Work to be completed:
Give the number of lines in the records below that hold "duration"; nothing else is needed.

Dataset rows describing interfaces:
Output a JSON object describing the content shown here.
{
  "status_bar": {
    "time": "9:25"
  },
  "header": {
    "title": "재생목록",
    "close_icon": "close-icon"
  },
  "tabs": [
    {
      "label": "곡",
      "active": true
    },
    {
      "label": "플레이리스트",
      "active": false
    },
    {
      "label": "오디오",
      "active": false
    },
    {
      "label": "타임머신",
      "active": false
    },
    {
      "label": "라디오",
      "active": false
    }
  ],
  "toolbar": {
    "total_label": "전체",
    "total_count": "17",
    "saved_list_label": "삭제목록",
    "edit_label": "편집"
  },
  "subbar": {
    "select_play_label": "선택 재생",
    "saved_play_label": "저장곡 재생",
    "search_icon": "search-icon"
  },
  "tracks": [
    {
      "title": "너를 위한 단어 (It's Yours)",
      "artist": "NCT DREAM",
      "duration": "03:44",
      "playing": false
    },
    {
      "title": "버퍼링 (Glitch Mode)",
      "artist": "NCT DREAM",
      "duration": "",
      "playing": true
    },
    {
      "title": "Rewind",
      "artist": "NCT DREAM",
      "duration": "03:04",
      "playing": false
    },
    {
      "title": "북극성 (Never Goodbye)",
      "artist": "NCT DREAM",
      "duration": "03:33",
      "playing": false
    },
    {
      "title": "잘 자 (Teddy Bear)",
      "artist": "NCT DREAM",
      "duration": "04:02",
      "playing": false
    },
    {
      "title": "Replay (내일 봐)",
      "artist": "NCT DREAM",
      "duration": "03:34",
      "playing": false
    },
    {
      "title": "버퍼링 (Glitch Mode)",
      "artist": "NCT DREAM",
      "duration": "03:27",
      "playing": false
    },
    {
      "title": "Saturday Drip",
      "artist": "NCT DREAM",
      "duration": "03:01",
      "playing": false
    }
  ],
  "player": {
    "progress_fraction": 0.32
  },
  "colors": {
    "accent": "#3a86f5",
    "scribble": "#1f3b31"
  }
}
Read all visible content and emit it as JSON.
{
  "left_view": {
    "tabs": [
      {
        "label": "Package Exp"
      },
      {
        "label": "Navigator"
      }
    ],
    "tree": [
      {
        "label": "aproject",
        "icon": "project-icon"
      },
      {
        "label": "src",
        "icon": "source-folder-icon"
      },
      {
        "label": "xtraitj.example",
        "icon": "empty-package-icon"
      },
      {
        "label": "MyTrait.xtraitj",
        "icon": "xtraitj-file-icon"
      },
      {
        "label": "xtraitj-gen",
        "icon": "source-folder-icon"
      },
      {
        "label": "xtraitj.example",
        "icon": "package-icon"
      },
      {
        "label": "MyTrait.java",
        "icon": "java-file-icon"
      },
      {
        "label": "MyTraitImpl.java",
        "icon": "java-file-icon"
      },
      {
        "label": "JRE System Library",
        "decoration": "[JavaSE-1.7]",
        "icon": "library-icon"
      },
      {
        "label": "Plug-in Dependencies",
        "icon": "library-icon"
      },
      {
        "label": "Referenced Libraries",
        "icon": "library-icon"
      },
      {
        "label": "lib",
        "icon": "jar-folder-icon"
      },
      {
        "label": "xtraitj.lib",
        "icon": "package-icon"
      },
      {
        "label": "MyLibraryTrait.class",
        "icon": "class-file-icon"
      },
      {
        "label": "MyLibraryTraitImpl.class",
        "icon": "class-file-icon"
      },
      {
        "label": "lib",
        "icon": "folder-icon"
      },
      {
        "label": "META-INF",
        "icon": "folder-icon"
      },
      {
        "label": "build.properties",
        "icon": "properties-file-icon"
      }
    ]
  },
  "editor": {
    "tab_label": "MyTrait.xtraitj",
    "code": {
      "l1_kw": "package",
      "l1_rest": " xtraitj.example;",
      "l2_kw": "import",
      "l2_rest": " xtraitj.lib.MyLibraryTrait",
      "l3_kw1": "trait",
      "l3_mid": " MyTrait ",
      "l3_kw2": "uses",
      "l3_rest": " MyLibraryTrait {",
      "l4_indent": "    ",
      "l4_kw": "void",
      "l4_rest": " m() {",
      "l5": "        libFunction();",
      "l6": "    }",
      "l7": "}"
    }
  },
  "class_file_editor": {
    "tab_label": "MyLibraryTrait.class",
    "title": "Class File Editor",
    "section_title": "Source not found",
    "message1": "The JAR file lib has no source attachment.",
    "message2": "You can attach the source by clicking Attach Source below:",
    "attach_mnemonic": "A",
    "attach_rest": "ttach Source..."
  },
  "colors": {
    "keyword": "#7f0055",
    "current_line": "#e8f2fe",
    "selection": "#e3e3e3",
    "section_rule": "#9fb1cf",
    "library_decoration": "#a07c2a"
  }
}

Your solution:
8